Please copy each line of the data that includes the string "JSON".

-=-=-

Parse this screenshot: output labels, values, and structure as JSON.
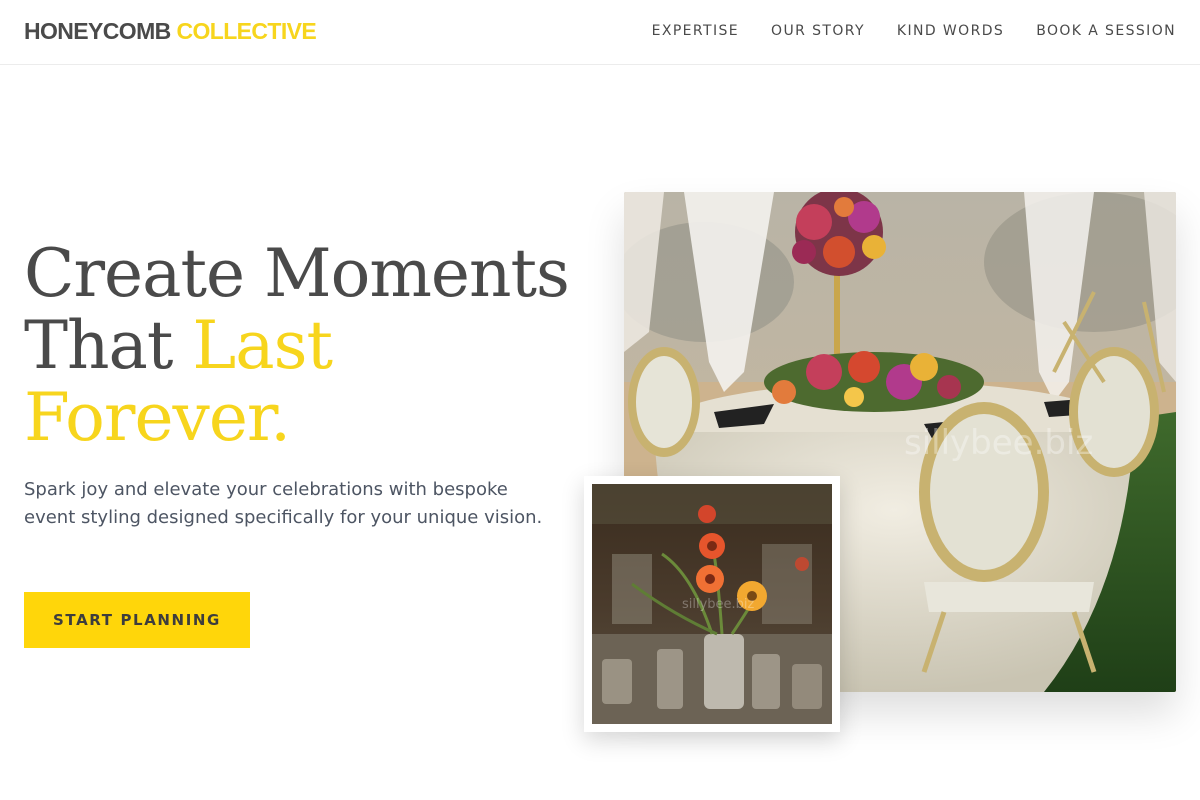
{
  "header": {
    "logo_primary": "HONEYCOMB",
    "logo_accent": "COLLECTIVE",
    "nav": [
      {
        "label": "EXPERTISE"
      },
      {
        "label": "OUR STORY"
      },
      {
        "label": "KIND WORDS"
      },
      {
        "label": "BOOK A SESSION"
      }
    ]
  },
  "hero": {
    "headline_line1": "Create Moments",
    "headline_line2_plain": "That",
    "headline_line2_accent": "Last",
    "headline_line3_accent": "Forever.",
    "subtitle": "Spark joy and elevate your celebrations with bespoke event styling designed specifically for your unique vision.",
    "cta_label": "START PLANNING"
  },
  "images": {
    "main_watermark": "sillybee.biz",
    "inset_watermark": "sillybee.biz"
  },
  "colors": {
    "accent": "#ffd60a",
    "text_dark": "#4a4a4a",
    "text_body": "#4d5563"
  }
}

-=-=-

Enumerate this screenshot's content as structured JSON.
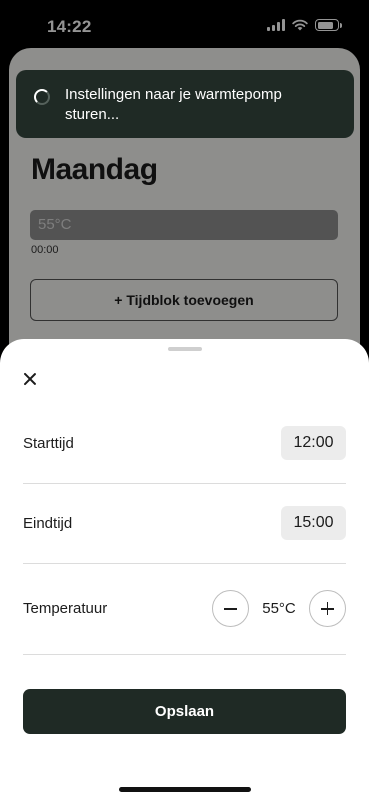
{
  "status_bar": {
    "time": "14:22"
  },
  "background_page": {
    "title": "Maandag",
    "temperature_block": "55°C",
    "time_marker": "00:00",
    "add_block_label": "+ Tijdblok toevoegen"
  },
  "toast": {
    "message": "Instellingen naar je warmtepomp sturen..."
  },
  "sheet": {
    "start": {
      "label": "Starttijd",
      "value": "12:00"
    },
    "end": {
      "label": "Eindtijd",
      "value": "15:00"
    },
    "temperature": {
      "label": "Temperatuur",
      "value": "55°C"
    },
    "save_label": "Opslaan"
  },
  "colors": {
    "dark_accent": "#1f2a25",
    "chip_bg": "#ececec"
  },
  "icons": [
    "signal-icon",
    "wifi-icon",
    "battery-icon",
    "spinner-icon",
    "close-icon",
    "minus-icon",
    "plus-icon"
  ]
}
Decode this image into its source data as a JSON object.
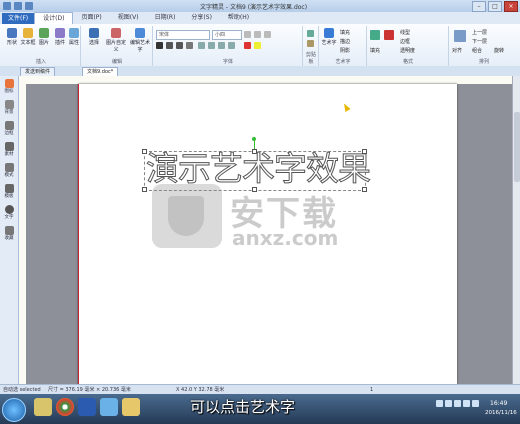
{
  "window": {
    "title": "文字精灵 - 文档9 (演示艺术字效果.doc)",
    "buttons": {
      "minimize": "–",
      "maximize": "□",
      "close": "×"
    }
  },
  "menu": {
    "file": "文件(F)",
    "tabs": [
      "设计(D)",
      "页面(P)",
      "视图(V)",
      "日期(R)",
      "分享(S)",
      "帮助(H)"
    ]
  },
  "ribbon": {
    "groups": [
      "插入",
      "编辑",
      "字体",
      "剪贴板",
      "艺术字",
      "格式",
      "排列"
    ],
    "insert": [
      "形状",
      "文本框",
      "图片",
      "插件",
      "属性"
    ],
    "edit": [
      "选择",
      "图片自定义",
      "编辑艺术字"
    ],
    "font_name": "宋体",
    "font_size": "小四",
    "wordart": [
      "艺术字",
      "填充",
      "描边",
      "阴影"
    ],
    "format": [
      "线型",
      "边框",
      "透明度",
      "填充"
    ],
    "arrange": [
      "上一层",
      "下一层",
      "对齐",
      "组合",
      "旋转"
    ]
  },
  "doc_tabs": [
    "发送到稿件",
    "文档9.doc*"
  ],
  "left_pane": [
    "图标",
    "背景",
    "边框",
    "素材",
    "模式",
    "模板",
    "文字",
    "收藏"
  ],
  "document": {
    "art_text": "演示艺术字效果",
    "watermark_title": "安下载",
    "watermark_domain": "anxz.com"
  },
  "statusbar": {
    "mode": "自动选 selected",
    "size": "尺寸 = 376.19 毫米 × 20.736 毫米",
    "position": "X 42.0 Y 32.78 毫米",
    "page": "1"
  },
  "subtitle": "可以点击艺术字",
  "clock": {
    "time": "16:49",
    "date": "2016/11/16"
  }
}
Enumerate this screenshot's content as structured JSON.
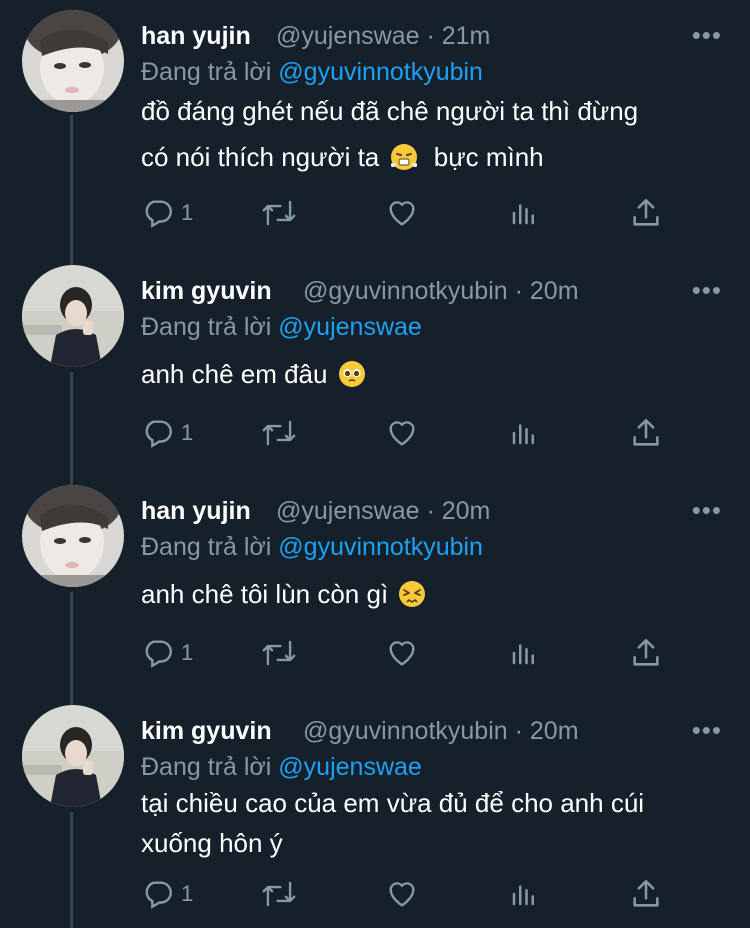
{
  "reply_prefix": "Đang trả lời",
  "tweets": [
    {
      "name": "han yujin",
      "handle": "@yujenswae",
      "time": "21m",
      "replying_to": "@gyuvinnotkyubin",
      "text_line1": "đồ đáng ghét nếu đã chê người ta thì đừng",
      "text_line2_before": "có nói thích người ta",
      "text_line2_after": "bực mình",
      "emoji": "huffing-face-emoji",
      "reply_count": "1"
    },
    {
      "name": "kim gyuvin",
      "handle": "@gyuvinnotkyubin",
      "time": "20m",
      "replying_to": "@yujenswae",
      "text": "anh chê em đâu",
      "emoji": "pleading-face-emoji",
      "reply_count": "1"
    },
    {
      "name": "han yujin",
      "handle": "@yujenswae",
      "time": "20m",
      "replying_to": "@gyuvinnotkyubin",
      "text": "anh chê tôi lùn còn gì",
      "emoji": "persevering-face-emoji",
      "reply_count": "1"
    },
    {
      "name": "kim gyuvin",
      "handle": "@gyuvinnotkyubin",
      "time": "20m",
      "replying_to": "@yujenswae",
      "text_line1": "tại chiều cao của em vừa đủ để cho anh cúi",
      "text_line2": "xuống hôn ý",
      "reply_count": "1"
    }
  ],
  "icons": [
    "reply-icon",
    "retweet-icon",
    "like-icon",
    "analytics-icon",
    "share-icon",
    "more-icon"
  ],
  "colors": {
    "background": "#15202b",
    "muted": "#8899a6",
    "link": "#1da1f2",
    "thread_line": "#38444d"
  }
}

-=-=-

Solution:
Parse this screenshot: output labels, values, and structure as JSON.
Enumerate this screenshot's content as structured JSON.
Decode this image into its source data as a JSON object.
Enumerate this screenshot's content as structured JSON.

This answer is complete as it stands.